Motor vehicle traffic speed is equally critical to bike-ability and safety. Though bicyclists may feel comfortable on streets that carry a significant amount of traffic at low speeds, faster speeds increase the likelihood of bicyclists being struck and seriously injured. At higher speeds, motorists are less likely to stop in time to avoid a crash. At a mere 49.9 km/h (31 mi/h), a driver will need about 61.0 m (200 ft) to stop, which may exceed available sight distance. Reducing speed limits and subsequent motor vehicle speeds should improve bicycle safety.
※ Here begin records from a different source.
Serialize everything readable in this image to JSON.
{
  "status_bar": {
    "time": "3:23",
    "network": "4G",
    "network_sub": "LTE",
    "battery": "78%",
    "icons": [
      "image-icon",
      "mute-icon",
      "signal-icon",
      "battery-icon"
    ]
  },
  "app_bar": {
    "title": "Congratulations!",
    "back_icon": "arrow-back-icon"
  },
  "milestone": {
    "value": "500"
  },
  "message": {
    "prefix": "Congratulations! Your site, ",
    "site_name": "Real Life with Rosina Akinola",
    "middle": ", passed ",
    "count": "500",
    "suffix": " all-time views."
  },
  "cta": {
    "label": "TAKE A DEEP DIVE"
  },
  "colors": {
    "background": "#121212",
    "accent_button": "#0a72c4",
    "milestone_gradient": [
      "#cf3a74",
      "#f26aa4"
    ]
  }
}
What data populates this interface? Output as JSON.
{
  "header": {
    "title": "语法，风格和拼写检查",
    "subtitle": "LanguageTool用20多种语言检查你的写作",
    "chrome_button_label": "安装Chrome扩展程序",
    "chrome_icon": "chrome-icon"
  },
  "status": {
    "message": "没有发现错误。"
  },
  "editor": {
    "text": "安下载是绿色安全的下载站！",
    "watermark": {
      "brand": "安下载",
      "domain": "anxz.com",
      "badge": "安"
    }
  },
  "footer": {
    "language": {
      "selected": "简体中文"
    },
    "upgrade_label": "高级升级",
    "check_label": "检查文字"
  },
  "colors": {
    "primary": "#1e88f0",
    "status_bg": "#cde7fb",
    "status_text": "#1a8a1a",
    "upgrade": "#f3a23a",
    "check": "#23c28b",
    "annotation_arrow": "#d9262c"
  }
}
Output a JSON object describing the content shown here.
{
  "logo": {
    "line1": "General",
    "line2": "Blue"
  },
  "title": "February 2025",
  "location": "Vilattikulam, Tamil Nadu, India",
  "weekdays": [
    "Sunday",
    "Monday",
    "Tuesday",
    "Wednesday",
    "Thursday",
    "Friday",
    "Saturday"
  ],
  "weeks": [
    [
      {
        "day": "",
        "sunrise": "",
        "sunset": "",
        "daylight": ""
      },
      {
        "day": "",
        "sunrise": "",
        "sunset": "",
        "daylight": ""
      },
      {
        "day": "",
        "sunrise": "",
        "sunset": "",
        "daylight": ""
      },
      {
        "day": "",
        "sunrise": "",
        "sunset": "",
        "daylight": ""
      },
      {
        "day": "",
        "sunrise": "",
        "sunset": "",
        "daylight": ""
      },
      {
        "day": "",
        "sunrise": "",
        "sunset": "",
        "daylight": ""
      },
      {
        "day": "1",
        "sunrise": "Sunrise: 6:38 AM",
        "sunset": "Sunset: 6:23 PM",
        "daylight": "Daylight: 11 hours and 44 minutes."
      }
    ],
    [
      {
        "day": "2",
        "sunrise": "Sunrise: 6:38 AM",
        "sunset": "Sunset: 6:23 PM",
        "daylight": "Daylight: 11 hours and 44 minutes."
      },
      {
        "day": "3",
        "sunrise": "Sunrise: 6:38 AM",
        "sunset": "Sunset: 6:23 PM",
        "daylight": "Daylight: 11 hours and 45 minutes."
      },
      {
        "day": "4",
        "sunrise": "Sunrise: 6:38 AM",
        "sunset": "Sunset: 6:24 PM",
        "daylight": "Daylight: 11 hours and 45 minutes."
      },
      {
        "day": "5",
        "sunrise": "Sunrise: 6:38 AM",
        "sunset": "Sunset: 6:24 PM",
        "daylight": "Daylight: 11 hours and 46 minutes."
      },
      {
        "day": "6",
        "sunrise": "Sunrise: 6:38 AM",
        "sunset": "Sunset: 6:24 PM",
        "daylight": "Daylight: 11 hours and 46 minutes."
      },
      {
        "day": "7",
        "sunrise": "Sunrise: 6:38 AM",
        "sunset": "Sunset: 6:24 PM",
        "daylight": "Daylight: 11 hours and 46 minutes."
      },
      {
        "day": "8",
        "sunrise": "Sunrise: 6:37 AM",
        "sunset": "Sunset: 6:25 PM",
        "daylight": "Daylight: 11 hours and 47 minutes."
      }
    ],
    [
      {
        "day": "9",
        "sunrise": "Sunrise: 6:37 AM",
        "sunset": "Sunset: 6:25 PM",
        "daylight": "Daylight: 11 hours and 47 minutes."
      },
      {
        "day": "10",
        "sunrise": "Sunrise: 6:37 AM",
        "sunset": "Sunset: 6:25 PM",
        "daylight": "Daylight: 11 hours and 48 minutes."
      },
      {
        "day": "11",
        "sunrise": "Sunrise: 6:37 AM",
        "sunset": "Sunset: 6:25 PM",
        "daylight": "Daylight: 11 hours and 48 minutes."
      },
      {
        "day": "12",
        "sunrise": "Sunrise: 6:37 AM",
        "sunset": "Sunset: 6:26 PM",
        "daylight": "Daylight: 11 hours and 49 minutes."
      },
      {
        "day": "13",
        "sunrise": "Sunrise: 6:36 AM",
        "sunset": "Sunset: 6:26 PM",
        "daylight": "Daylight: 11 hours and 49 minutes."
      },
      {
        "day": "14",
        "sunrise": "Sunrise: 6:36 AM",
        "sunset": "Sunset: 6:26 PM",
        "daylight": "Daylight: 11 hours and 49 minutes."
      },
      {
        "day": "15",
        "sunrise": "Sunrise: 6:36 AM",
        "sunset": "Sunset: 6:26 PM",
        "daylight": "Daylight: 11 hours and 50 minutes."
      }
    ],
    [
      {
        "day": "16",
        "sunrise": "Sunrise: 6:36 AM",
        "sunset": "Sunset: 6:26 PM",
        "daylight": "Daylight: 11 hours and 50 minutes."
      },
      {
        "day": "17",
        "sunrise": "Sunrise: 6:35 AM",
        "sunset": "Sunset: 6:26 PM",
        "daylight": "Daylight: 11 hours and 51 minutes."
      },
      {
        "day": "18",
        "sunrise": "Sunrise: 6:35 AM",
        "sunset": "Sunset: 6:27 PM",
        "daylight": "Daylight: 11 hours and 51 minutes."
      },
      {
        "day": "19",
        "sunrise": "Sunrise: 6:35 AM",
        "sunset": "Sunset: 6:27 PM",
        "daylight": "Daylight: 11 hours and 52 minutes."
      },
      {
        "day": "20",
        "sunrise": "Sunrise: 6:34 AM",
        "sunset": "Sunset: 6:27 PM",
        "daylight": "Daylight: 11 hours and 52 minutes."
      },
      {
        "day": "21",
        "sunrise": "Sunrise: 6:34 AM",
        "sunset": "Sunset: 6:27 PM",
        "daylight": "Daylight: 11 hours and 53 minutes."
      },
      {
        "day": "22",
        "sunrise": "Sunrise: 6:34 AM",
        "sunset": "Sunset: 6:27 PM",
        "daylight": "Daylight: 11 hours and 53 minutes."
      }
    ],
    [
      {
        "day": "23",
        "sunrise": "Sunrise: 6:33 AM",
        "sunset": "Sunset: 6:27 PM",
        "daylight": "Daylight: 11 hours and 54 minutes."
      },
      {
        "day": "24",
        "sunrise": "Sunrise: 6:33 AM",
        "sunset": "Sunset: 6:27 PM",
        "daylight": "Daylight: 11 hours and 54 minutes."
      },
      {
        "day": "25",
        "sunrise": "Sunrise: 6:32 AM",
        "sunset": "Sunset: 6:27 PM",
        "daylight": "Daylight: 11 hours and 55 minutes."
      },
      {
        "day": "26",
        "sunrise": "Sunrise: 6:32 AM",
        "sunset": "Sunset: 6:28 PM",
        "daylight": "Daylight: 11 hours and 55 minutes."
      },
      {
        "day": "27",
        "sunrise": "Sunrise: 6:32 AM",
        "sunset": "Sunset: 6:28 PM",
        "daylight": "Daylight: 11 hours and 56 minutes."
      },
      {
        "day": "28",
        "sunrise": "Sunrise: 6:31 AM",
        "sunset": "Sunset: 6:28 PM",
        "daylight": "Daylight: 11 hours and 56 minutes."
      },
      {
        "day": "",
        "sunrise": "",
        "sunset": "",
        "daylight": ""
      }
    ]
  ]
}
A driver traveling at 30.6 km/h (19 mi/h) can stop in
about 30.5 m (100 ft).
High motor vehicle traffic volume can create a sense of discomfort for bicyclists when they don’t have space.
Unfortunately, many of our streets are designed to accommodate higher motor vehicle traffic volumes and speeds in an attempt to better handle peak hour congestion. Most bicyclists will try to avoid these streets if possible, but a problem exists if these same streets are part of a bicycling corridor. Fortunately, there are tools that can improve the speed profile, primarily by redesigning streets through traffic calming measures. However, care must be taken to ensure that the traffic calming method is suitable for bicycling. New streets can also be configured with lower design speeds without a great sacrifice in capacity. Speed reductions can increase bicycling safety considerably. The safety benefits of reduced speeds extend to motorists and pedestrians as well. On slow speed city streets and lightly traveled roadways, bicyclists may safely operate in the normal traffic lanes. However, on heavily traveled streets, bicyclists need space to operate and to provide room for overtaking motorists. Space can be provided through the use of bike lanes, paved shoulders, or wide curb lanes (although wide curb lanes may not be the best choice for a high-speed and high-volume combination), and these facilities can often be created through the narrowing of traffic lanes through remarking, or what has come to be known as “road diets” (e.g., reducing traffic lanes from 3.7 m (12 ft) to 3 or 3.4 m (10 or 11 ft).